DATA EXCERPTS -
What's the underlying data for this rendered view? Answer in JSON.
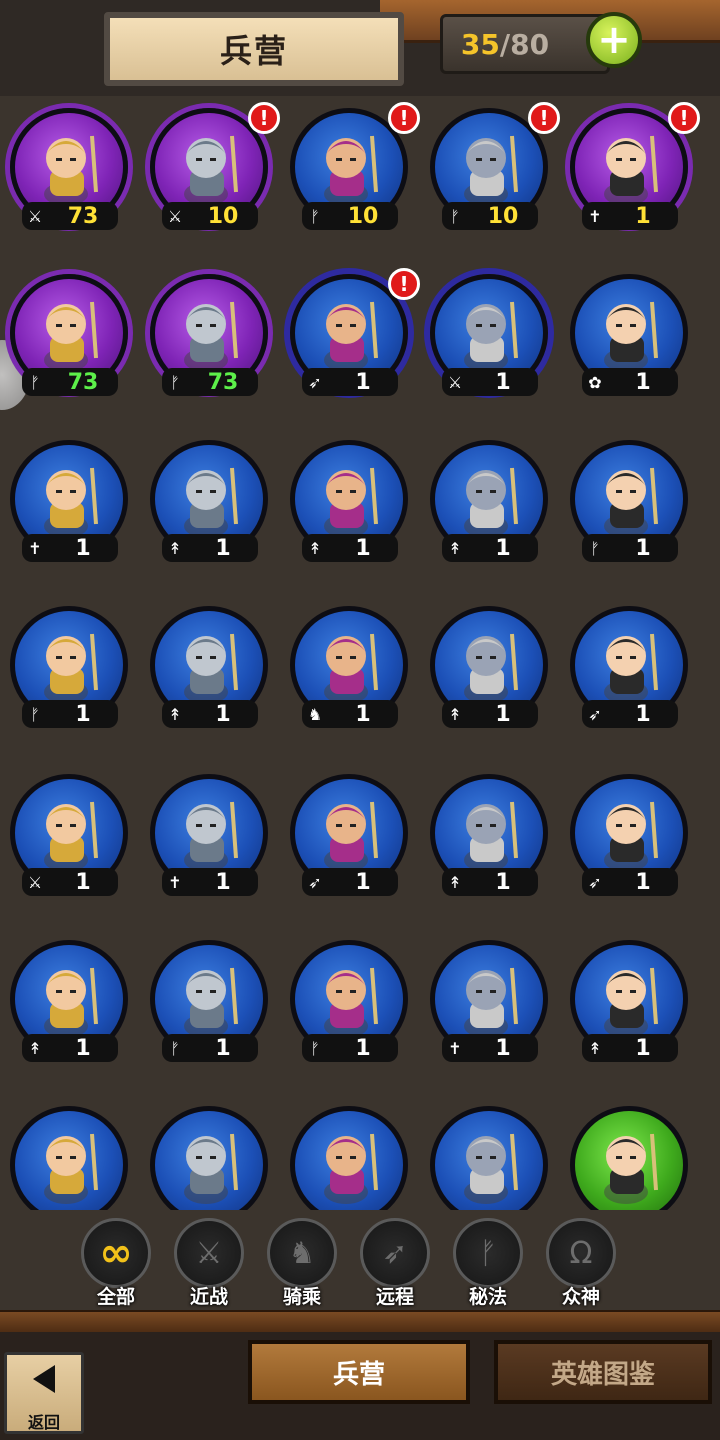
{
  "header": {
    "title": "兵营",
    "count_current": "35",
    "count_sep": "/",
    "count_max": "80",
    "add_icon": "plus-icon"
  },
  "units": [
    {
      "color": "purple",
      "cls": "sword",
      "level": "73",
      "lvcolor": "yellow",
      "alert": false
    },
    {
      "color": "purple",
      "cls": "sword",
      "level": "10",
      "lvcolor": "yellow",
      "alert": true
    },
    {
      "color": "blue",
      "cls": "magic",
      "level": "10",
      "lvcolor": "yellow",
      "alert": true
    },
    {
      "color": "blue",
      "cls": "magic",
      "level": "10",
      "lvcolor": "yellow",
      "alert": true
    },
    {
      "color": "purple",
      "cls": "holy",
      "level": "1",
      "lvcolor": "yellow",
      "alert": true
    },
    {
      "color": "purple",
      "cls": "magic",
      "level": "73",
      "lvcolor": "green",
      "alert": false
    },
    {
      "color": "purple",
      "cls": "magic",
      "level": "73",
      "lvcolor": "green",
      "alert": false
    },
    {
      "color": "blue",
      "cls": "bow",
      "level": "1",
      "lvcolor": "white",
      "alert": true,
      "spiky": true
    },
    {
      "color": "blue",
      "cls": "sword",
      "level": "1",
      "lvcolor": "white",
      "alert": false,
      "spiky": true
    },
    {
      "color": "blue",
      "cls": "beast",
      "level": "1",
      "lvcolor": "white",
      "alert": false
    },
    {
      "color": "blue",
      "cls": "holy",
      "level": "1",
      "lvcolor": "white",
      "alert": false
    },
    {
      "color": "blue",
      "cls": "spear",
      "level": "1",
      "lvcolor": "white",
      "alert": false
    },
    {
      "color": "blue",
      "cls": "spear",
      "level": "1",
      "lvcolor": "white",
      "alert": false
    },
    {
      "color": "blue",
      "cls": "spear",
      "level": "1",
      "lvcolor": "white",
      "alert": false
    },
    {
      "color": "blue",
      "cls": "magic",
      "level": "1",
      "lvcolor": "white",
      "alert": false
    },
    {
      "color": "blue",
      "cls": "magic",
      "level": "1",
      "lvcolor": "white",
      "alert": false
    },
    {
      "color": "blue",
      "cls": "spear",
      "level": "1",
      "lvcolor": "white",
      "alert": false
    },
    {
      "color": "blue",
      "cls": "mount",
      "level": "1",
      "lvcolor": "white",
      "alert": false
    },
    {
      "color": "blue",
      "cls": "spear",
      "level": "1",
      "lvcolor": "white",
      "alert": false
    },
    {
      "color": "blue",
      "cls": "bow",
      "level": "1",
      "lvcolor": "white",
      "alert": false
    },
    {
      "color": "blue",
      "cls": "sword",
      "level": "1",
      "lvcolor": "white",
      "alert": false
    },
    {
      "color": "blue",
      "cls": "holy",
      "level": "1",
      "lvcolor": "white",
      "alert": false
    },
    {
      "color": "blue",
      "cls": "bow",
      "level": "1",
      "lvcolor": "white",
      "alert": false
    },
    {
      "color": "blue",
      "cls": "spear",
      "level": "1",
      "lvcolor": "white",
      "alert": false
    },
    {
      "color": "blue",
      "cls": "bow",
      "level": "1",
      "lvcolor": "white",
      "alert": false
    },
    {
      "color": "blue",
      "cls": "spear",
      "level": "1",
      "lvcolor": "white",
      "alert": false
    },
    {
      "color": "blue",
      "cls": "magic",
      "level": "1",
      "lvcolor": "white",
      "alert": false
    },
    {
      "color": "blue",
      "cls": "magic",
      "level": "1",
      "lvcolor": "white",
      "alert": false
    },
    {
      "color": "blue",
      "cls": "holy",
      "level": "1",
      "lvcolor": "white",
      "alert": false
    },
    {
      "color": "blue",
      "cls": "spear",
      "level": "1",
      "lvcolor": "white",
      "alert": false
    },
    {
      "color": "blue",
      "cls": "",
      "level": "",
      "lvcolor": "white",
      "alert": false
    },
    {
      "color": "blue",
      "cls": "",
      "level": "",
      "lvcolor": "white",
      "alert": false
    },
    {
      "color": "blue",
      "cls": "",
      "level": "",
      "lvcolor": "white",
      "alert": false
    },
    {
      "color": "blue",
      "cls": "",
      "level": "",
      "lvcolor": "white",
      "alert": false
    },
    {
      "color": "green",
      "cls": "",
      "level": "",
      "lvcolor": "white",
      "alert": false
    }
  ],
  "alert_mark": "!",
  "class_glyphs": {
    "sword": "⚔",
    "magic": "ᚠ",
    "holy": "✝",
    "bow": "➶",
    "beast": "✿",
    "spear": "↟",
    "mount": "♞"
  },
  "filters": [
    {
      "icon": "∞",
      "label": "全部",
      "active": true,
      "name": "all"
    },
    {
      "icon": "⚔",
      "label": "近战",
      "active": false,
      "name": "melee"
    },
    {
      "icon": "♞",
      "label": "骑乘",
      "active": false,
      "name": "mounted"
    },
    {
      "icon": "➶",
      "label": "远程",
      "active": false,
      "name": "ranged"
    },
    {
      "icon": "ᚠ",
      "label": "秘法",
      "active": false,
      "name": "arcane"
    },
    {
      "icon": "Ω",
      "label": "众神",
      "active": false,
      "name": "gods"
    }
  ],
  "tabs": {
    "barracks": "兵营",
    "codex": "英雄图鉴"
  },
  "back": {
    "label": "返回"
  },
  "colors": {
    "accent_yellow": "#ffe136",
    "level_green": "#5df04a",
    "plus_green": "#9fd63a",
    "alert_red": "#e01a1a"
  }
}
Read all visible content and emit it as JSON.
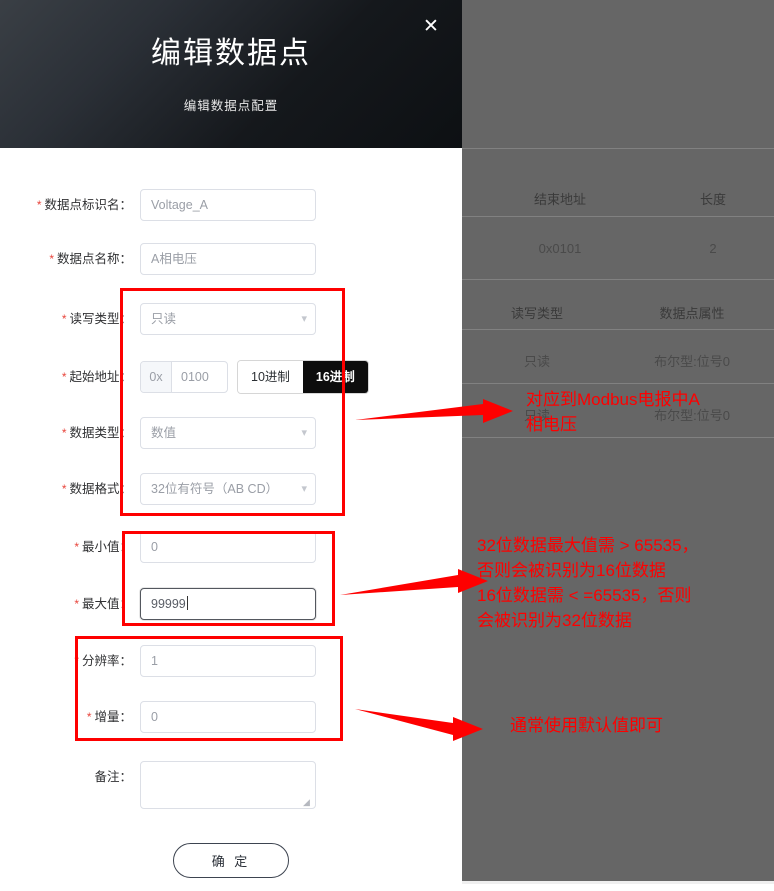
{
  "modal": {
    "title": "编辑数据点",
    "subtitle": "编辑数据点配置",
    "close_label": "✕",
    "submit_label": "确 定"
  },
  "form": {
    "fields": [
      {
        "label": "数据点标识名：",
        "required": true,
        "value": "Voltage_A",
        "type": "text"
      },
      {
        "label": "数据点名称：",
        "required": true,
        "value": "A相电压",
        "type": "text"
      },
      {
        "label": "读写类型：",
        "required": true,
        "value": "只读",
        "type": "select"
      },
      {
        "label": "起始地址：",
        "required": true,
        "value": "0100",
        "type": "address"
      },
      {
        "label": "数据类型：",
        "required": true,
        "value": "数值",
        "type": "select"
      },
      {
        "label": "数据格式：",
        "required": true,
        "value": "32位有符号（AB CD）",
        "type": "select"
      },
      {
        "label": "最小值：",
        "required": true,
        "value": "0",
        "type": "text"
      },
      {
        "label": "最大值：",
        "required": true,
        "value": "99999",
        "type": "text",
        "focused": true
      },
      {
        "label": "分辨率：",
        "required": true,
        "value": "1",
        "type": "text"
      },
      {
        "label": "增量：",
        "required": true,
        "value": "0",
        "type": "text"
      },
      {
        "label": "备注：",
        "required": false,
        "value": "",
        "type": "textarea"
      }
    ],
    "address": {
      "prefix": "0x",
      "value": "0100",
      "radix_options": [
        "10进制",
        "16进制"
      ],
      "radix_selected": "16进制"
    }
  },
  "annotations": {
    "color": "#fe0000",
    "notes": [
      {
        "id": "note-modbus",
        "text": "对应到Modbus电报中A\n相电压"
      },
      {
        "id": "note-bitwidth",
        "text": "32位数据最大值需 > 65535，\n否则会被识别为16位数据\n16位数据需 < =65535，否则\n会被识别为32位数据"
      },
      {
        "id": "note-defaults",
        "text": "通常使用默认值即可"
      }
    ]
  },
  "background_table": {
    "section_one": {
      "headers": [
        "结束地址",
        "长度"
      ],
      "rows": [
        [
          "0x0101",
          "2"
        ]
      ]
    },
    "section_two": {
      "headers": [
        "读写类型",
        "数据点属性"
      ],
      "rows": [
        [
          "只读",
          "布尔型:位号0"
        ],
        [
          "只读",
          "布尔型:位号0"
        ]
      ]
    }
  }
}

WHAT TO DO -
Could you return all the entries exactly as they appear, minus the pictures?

EXERCISE RESPONSE -
What's the underlying data for this rendered view? Answer in JSON.
{
  "header": {
    "title": "兵营",
    "count_current": "35",
    "count_sep": "/",
    "count_max": "80",
    "add_icon": "plus-icon"
  },
  "units": [
    {
      "color": "purple",
      "cls": "sword",
      "level": "73",
      "lvcolor": "yellow",
      "alert": false
    },
    {
      "color": "purple",
      "cls": "sword",
      "level": "10",
      "lvcolor": "yellow",
      "alert": true
    },
    {
      "color": "blue",
      "cls": "magic",
      "level": "10",
      "lvcolor": "yellow",
      "alert": true
    },
    {
      "color": "blue",
      "cls": "magic",
      "level": "10",
      "lvcolor": "yellow",
      "alert": true
    },
    {
      "color": "purple",
      "cls": "holy",
      "level": "1",
      "lvcolor": "yellow",
      "alert": true
    },
    {
      "color": "purple",
      "cls": "magic",
      "level": "73",
      "lvcolor": "green",
      "alert": false
    },
    {
      "color": "purple",
      "cls": "magic",
      "level": "73",
      "lvcolor": "green",
      "alert": false
    },
    {
      "color": "blue",
      "cls": "bow",
      "level": "1",
      "lvcolor": "white",
      "alert": true,
      "spiky": true
    },
    {
      "color": "blue",
      "cls": "sword",
      "level": "1",
      "lvcolor": "white",
      "alert": false,
      "spiky": true
    },
    {
      "color": "blue",
      "cls": "beast",
      "level": "1",
      "lvcolor": "white",
      "alert": false
    },
    {
      "color": "blue",
      "cls": "holy",
      "level": "1",
      "lvcolor": "white",
      "alert": false
    },
    {
      "color": "blue",
      "cls": "spear",
      "level": "1",
      "lvcolor": "white",
      "alert": false
    },
    {
      "color": "blue",
      "cls": "spear",
      "level": "1",
      "lvcolor": "white",
      "alert": false
    },
    {
      "color": "blue",
      "cls": "spear",
      "level": "1",
      "lvcolor": "white",
      "alert": false
    },
    {
      "color": "blue",
      "cls": "magic",
      "level": "1",
      "lvcolor": "white",
      "alert": false
    },
    {
      "color": "blue",
      "cls": "magic",
      "level": "1",
      "lvcolor": "white",
      "alert": false
    },
    {
      "color": "blue",
      "cls": "spear",
      "level": "1",
      "lvcolor": "white",
      "alert": false
    },
    {
      "color": "blue",
      "cls": "mount",
      "level": "1",
      "lvcolor": "white",
      "alert": false
    },
    {
      "color": "blue",
      "cls": "spear",
      "level": "1",
      "lvcolor": "white",
      "alert": false
    },
    {
      "color": "blue",
      "cls": "bow",
      "level": "1",
      "lvcolor": "white",
      "alert": false
    },
    {
      "color": "blue",
      "cls": "sword",
      "level": "1",
      "lvcolor": "white",
      "alert": false
    },
    {
      "color": "blue",
      "cls": "holy",
      "level": "1",
      "lvcolor": "white",
      "alert": false
    },
    {
      "color": "blue",
      "cls": "bow",
      "level": "1",
      "lvcolor": "white",
      "alert": false
    },
    {
      "color": "blue",
      "cls": "spear",
      "level": "1",
      "lvcolor": "white",
      "alert": false
    },
    {
      "color": "blue",
      "cls": "bow",
      "level": "1",
      "lvcolor": "white",
      "alert": false
    },
    {
      "color": "blue",
      "cls": "spear",
      "level": "1",
      "lvcolor": "white",
      "alert": false
    },
    {
      "color": "blue",
      "cls": "magic",
      "level": "1",
      "lvcolor": "white",
      "alert": false
    },
    {
      "color": "blue",
      "cls": "magic",
      "level": "1",
      "lvcolor": "white",
      "alert": false
    },
    {
      "color": "blue",
      "cls": "holy",
      "level": "1",
      "lvcolor": "white",
      "alert": false
    },
    {
      "color": "blue",
      "cls": "spear",
      "level": "1",
      "lvcolor": "white",
      "alert": false
    },
    {
      "color": "blue",
      "cls": "",
      "level": "",
      "lvcolor": "white",
      "alert": false
    },
    {
      "color": "blue",
      "cls": "",
      "level": "",
      "lvcolor": "white",
      "alert": false
    },
    {
      "color": "blue",
      "cls": "",
      "level": "",
      "lvcolor": "white",
      "alert": false
    },
    {
      "color": "blue",
      "cls": "",
      "level": "",
      "lvcolor": "white",
      "alert": false
    },
    {
      "color": "green",
      "cls": "",
      "level": "",
      "lvcolor": "white",
      "alert": false
    }
  ],
  "alert_mark": "!",
  "class_glyphs": {
    "sword": "⚔",
    "magic": "ᚠ",
    "holy": "✝",
    "bow": "➶",
    "beast": "✿",
    "spear": "↟",
    "mount": "♞"
  },
  "filters": [
    {
      "icon": "∞",
      "label": "全部",
      "active": true,
      "name": "all"
    },
    {
      "icon": "⚔",
      "label": "近战",
      "active": false,
      "name": "melee"
    },
    {
      "icon": "♞",
      "label": "骑乘",
      "active": false,
      "name": "mounted"
    },
    {
      "icon": "➶",
      "label": "远程",
      "active": false,
      "name": "ranged"
    },
    {
      "icon": "ᚠ",
      "label": "秘法",
      "active": false,
      "name": "arcane"
    },
    {
      "icon": "Ω",
      "label": "众神",
      "active": false,
      "name": "gods"
    }
  ],
  "tabs": {
    "barracks": "兵营",
    "codex": "英雄图鉴"
  },
  "back": {
    "label": "返回"
  },
  "colors": {
    "accent_yellow": "#ffe136",
    "level_green": "#5df04a",
    "plus_green": "#9fd63a",
    "alert_red": "#e01a1a"
  }
}
Read all visible content and emit it as JSON.
{
  "modal": {
    "title": "编辑数据点",
    "subtitle": "编辑数据点配置",
    "close_label": "✕",
    "submit_label": "确 定"
  },
  "form": {
    "fields": [
      {
        "label": "数据点标识名：",
        "required": true,
        "value": "Voltage_A",
        "type": "text"
      },
      {
        "label": "数据点名称：",
        "required": true,
        "value": "A相电压",
        "type": "text"
      },
      {
        "label": "读写类型：",
        "required": true,
        "value": "只读",
        "type": "select"
      },
      {
        "label": "起始地址：",
        "required": true,
        "value": "0100",
        "type": "address"
      },
      {
        "label": "数据类型：",
        "required": true,
        "value": "数值",
        "type": "select"
      },
      {
        "label": "数据格式：",
        "required": true,
        "value": "32位有符号（AB CD）",
        "type": "select"
      },
      {
        "label": "最小值：",
        "required": true,
        "value": "0",
        "type": "text"
      },
      {
        "label": "最大值：",
        "required": true,
        "value": "99999",
        "type": "text",
        "focused": true
      },
      {
        "label": "分辨率：",
        "required": true,
        "value": "1",
        "type": "text"
      },
      {
        "label": "增量：",
        "required": true,
        "value": "0",
        "type": "text"
      },
      {
        "label": "备注：",
        "required": false,
        "value": "",
        "type": "textarea"
      }
    ],
    "address": {
      "prefix": "0x",
      "value": "0100",
      "radix_options": [
        "10进制",
        "16进制"
      ],
      "radix_selected": "16进制"
    }
  },
  "annotations": {
    "color": "#fe0000",
    "notes": [
      {
        "id": "note-modbus",
        "text": "对应到Modbus电报中A\n相电压"
      },
      {
        "id": "note-bitwidth",
        "text": "32位数据最大值需 > 65535，\n否则会被识别为16位数据\n16位数据需 < =65535，否则\n会被识别为32位数据"
      },
      {
        "id": "note-defaults",
        "text": "通常使用默认值即可"
      }
    ]
  },
  "background_table": {
    "section_one": {
      "headers": [
        "结束地址",
        "长度"
      ],
      "rows": [
        [
          "0x0101",
          "2"
        ]
      ]
    },
    "section_two": {
      "headers": [
        "读写类型",
        "数据点属性"
      ],
      "rows": [
        [
          "只读",
          "布尔型:位号0"
        ],
        [
          "只读",
          "布尔型:位号0"
        ]
      ]
    }
  }
}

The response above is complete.